- Instructions to follow -
Find every line below with the string "structured" and pick it out.
[Material for this task]
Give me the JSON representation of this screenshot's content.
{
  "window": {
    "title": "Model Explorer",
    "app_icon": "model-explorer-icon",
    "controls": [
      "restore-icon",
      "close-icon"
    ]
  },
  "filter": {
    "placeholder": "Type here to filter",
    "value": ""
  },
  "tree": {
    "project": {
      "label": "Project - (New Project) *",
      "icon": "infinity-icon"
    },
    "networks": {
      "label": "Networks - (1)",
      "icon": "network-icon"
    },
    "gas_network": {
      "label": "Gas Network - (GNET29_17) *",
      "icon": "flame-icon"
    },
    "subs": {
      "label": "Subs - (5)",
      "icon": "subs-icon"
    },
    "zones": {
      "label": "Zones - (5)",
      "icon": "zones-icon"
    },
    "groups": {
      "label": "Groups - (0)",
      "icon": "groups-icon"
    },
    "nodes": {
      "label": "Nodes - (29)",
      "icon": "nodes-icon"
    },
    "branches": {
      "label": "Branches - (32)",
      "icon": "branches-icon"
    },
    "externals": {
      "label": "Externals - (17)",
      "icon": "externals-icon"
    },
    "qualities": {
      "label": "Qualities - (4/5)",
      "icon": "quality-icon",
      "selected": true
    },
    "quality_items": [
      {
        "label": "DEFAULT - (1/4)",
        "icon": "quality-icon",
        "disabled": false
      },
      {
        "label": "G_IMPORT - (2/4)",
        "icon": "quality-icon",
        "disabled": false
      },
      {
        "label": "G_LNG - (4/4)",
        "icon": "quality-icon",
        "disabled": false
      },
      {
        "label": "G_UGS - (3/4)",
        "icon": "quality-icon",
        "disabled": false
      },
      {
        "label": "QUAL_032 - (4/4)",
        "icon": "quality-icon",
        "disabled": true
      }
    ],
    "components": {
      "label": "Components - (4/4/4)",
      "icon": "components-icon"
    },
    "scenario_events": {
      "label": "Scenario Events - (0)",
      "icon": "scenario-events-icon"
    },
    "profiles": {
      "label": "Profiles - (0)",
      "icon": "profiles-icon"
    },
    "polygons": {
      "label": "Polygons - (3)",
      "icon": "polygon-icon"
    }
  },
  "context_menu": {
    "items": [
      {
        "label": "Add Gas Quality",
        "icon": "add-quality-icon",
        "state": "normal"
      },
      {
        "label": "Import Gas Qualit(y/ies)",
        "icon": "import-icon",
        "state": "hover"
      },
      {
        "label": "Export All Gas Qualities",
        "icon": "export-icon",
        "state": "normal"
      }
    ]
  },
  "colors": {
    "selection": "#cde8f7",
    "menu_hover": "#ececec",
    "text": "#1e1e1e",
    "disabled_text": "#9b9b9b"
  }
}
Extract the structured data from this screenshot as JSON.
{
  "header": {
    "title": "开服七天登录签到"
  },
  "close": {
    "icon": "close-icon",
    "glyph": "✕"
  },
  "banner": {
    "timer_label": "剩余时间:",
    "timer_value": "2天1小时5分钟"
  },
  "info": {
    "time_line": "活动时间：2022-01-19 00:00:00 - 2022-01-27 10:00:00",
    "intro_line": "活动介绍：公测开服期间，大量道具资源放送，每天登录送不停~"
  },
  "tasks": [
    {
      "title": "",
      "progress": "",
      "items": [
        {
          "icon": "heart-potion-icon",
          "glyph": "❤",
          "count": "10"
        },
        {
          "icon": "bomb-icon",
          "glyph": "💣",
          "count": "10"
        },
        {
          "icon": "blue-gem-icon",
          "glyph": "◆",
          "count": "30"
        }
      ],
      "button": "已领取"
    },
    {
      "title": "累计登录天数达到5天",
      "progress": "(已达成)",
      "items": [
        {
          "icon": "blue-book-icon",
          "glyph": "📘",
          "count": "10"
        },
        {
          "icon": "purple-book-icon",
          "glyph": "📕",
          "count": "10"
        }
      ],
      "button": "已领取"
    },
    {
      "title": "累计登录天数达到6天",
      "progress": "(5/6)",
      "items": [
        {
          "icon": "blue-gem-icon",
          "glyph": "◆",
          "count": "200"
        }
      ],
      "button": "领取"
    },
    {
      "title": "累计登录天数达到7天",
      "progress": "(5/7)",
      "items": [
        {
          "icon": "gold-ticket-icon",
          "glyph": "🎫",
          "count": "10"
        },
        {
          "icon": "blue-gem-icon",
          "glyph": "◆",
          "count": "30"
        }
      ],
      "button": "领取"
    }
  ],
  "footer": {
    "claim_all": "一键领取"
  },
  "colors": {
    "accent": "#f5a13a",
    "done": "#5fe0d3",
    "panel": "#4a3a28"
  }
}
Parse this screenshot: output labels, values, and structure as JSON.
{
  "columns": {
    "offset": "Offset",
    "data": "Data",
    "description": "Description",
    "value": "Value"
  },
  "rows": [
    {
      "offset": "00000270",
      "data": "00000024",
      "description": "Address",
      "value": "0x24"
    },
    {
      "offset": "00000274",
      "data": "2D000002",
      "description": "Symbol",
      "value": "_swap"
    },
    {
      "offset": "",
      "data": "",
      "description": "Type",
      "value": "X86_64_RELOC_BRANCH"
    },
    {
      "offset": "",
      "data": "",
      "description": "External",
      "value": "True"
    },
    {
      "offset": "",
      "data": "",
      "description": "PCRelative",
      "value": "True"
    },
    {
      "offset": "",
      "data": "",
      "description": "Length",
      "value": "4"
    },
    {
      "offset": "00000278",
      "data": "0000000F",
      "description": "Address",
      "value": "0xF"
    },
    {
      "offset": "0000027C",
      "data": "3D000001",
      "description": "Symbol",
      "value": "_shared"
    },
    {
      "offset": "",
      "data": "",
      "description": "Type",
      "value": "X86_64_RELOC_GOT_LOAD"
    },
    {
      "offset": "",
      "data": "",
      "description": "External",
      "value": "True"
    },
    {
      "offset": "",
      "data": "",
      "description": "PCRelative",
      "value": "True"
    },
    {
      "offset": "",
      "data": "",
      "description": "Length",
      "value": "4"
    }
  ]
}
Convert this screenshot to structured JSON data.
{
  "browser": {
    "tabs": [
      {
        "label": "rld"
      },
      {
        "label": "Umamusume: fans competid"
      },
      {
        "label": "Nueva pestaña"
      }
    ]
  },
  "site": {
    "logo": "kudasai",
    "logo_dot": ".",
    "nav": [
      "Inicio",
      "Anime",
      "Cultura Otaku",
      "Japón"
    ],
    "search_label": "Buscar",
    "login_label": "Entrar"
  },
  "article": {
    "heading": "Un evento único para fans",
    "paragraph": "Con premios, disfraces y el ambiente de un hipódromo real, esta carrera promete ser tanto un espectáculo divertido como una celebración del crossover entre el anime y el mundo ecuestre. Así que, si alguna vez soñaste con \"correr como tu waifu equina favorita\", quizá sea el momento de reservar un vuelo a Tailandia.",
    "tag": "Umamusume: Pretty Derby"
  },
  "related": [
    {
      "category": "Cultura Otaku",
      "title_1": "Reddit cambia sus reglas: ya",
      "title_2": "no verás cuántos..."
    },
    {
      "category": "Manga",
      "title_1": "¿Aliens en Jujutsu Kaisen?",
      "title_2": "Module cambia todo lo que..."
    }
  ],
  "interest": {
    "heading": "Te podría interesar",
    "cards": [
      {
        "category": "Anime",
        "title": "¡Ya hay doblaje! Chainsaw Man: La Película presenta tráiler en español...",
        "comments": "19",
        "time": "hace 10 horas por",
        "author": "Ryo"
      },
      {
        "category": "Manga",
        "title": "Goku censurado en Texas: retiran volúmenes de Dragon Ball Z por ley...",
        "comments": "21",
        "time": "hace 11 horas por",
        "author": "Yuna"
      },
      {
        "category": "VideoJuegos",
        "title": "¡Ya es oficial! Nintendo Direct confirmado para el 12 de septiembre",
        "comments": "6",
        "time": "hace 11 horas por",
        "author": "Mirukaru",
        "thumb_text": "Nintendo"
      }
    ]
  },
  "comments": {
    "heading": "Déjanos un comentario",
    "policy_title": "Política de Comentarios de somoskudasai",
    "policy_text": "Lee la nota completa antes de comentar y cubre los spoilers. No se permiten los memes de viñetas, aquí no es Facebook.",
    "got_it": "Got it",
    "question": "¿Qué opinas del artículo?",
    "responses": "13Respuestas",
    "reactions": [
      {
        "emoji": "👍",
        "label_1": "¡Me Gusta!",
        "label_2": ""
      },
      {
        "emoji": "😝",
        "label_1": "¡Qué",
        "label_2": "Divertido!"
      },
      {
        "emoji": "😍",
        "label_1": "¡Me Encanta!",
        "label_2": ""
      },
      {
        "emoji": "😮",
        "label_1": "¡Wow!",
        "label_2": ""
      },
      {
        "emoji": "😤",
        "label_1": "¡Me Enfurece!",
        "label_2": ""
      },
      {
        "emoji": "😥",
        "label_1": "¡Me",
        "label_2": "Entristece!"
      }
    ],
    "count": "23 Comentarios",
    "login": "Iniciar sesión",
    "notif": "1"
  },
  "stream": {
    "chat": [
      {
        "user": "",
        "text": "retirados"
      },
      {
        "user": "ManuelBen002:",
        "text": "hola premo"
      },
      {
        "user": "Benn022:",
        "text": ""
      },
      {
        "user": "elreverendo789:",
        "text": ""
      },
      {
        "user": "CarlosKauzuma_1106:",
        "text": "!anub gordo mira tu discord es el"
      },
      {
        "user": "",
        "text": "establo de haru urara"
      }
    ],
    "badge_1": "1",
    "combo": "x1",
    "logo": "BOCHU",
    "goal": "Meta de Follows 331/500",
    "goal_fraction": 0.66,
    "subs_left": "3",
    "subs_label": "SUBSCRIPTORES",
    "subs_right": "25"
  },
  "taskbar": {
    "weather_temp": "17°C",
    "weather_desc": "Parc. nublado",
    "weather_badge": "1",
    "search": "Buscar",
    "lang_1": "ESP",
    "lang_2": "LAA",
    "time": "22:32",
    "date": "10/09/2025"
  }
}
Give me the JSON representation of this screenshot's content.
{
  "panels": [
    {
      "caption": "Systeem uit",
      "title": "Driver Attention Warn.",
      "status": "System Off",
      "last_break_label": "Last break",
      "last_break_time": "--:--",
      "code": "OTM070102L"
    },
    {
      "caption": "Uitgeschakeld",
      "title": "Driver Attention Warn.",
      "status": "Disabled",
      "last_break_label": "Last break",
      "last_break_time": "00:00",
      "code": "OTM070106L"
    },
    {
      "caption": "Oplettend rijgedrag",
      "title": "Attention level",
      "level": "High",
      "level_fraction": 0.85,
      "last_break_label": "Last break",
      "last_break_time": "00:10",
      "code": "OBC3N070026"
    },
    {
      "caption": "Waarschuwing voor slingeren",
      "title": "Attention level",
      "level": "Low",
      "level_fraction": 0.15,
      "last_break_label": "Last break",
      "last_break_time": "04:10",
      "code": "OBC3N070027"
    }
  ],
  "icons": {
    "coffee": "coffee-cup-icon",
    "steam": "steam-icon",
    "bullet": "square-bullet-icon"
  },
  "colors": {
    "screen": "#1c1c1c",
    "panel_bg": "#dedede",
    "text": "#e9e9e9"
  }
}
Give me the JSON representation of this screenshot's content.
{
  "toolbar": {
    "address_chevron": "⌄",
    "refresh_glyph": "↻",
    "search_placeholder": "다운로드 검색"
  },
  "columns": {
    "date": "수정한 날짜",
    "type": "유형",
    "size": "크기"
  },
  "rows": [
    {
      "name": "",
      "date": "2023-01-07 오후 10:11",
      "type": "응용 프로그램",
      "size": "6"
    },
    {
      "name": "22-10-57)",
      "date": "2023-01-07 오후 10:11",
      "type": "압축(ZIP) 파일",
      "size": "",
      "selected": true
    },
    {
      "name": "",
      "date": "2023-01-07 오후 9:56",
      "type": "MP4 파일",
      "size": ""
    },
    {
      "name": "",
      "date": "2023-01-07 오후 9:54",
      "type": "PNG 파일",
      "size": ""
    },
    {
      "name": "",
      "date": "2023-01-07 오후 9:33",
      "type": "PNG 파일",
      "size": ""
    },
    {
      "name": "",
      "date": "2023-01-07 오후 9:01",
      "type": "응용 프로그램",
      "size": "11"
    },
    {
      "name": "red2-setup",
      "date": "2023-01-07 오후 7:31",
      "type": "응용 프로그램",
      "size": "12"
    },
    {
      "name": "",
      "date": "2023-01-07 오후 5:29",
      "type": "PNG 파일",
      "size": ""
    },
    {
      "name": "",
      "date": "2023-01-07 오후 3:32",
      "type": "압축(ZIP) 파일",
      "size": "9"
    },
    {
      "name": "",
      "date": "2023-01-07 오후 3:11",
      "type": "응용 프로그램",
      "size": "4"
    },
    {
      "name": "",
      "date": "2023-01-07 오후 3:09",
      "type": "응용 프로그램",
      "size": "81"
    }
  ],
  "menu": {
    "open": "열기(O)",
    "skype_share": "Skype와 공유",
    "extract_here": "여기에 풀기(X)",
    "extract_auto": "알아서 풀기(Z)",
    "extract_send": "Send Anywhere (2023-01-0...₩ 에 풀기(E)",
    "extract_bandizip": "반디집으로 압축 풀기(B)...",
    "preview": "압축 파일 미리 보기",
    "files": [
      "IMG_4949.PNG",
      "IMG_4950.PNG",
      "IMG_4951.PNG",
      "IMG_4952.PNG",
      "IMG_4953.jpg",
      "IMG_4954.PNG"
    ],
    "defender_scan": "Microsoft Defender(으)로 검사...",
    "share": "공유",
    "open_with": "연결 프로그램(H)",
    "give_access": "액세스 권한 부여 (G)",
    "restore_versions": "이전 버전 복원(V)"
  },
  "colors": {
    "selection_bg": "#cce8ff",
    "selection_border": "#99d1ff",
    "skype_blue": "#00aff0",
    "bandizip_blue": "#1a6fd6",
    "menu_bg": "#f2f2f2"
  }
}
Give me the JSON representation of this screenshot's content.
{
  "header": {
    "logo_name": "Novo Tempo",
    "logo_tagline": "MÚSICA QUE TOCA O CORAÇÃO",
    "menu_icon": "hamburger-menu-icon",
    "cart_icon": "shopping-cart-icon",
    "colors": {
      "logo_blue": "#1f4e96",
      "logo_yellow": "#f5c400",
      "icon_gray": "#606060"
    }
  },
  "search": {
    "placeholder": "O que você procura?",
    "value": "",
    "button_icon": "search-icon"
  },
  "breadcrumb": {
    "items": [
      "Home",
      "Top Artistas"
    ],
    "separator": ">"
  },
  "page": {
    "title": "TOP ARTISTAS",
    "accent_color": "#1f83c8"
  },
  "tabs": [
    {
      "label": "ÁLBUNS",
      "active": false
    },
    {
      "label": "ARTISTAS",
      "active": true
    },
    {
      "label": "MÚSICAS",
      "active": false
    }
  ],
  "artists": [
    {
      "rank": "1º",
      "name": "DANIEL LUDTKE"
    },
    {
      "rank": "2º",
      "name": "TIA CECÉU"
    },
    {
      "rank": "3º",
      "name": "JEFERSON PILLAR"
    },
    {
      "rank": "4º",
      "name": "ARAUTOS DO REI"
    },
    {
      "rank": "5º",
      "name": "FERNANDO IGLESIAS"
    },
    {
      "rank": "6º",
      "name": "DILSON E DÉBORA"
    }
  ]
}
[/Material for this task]
- Output for this exercise -
Extract the structured data from this screenshot as JSON.
Convert this screenshot to structured JSON data.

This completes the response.